[Jennie Hinchcliff] I am one of those people you’ve heard about. It all starts out very innocently: a postcard here, a letter there. A trip to the post office to see what kind of stamps are available. To the uninitiated, this behavior might appear a bit strange — the postal clerks know me by name, but heck, maybe they’re just friendly. There are any number of reasonable explanations for these postal-y things that may seem slightly odd to you, but are perfectly normal to me.
I’ll let you in on my secret: I am obsessed. Not only with airmail envelopes, postage stamps and ephemera of all stripes, but with mail art, artistamps and any other oddity that finds a way into my mailbox. And boy-oh-boy, have there been missives worth noting: a chunk of astroturf, cut to postcard size; a clear plastic coffee cup with a crocheted bird swinging around inside … just to name two.
Why do these things come to my mailbox? Well, that’s what mail artists do – send stuff to each other. And how? Via the USPS, of course. Who would possibly mail such … unusual items? Friends and artists from near and far. Can you even mail something the approximate size and weight of a coconut through the USPS? With enough postage, practically anything can make it through the mail.
I have been sending art through the mail for over 15 years; it all started with the book SWAK: The Complete Book of Mail Fun for Kids by Randy Harelson, checked out from the library when I was in the fifth grade. As an adult, I’ve built up a network of postal friends from both around the world and across town. Visiting the post office means that a world of surprise awaits — my mailbox is literally a museum, filled with ever changing artwork and a variety of personalities. I am an “on-the-fly” curator: constantly writing, educating and introducing people to this colorful, creative world, which has — for the most part —been hiding under the radar.

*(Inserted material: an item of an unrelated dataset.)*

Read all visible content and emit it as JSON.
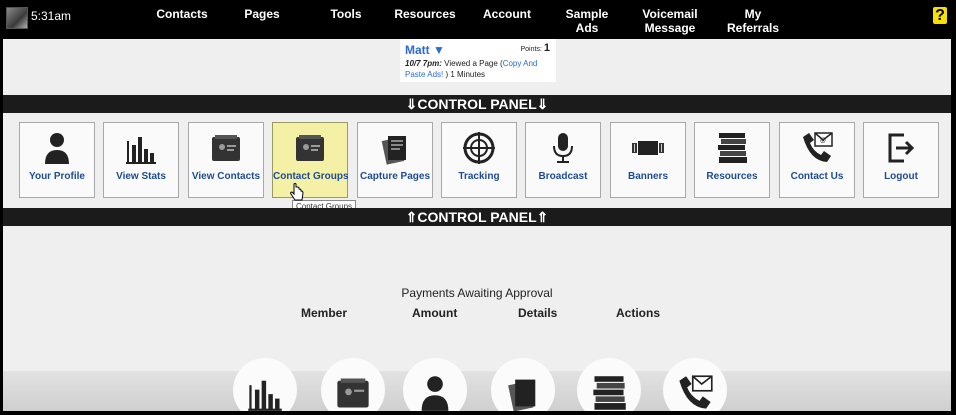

Logistically speaking, mail art is something that anyone can do, any time, anywhere. You don’t need fancy supplies or expensive schooling — often, the best mail art is created spontaneously, using things that are readily available. I myself am a hoarder and collector, so much of my mail-art aesthetic incorporates unusual papers (ledger books, dictionary pages, foreign language texts), bizarre rubber stamps (recently acquired: a set of pharmacist’s rubber stamps from the 1940s) and office supplies of all kinds (have you any idea the things you can do with staples?).
My budget for postage stamps is astronomical, it’s true. A handful of envelopes that other folks see as “all the same” find a way into my studio, because each one seems “uniquely different” to me. There is a constant stack of postcards on the kitchen table, waiting to have postage applied. Every piece of mail art I send out is one of a kind; no mass-production postcard printing for me! On an average week, I’ll send out anywhere from 10–20 pieces of mail … more, if there’s a holiday coming up, or if I’ve created a special edition of work. It is entirely possible that my mail-art friends and I will singlehandedly save the USPS, through our postage purchases alone.
What is it about mail art that keeps me going, constantly making, sending and archiving? Perhaps it’s the promise of something amusing waiting in my PO box. Maybe it has to do with the feeling that somebody, somewhere put something into the post, with me in mind. A good friend of mine, unversed in the ways of my postal preoccupations, summed up it up nicely: “It certainly beats the bills that I always seem to get.” And at the end of the day, I know she’s right: Who wouldn’t want a rubber chicken covered in postage stamps, addressed and waiting for them when they check the mail?
[Above and lead photo courtesy of Von Span Photography 2010]
Jennie Hinchcliff receives odd items at her PO box on a fairly regular basis; as a mail artist and co-author of the book Good Mail Day, she is constantly inspired by incoming correspondence. Her blog chronicles the myriad adventures and interactions she has with both the USPS and mail artists around the globe. For the curious, she suggests: